Exercise requirements. Return only the lines running from the one that contains "Enumerate this screenshot's" through the end of the entries, exactly, both ends included. Omit pictures.

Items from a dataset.

────────────────

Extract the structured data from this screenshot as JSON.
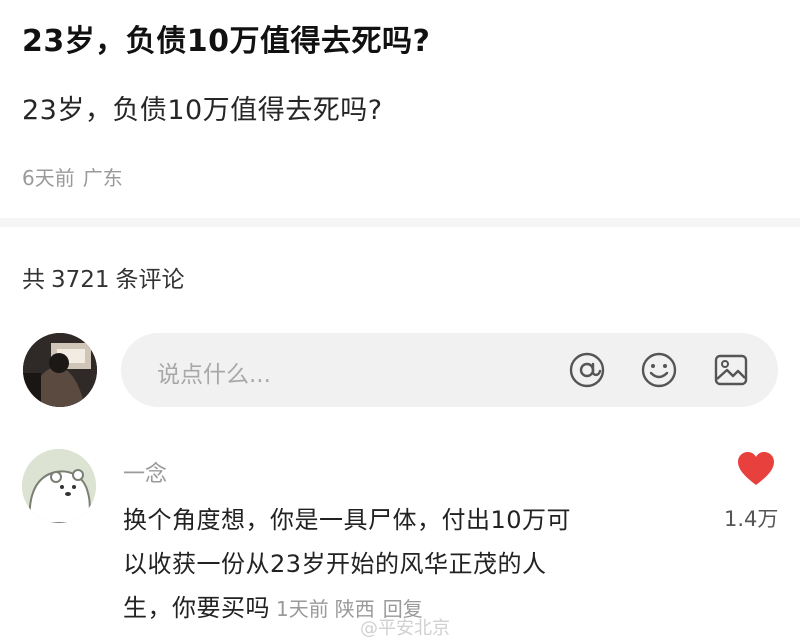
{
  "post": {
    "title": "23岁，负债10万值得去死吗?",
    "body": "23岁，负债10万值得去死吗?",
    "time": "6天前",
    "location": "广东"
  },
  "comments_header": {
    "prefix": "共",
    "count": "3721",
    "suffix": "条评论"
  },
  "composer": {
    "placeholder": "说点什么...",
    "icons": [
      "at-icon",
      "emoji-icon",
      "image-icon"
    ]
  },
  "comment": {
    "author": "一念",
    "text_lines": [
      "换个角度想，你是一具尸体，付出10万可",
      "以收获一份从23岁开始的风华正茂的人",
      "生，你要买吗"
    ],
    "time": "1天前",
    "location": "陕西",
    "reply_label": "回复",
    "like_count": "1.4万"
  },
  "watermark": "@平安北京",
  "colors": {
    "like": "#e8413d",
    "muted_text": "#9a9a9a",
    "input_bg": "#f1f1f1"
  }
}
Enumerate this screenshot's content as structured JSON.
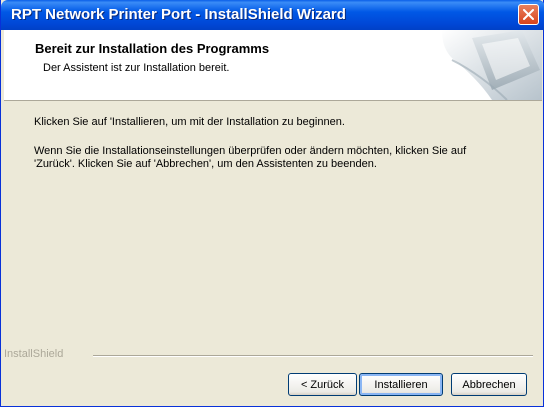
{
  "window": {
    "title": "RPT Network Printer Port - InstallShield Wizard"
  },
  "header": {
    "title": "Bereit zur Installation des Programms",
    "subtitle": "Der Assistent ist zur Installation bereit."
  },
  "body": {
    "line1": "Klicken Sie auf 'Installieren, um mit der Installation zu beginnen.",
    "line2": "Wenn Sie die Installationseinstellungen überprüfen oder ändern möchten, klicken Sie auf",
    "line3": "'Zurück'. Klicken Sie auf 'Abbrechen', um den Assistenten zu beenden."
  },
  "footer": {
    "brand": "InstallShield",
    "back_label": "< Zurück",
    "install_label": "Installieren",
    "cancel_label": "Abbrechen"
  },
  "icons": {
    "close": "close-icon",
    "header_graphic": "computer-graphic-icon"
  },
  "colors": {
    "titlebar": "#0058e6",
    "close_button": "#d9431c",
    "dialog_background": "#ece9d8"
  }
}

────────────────

Task answer.
Enumerate this screenshot's content as structured JSON.
{
  "window": {
    "title": "RPT Network Printer Port - InstallShield Wizard"
  },
  "header": {
    "title": "Bereit zur Installation des Programms",
    "subtitle": "Der Assistent ist zur Installation bereit."
  },
  "body": {
    "line1": "Klicken Sie auf 'Installieren, um mit der Installation zu beginnen.",
    "line2": "Wenn Sie die Installationseinstellungen überprüfen oder ändern möchten, klicken Sie auf",
    "line3": "'Zurück'. Klicken Sie auf 'Abbrechen', um den Assistenten zu beenden."
  },
  "footer": {
    "brand": "InstallShield",
    "back_label": "< Zurück",
    "install_label": "Installieren",
    "cancel_label": "Abbrechen"
  },
  "icons": {
    "close": "close-icon",
    "header_graphic": "computer-graphic-icon"
  },
  "colors": {
    "titlebar": "#0058e6",
    "close_button": "#d9431c",
    "dialog_background": "#ece9d8"
  }
}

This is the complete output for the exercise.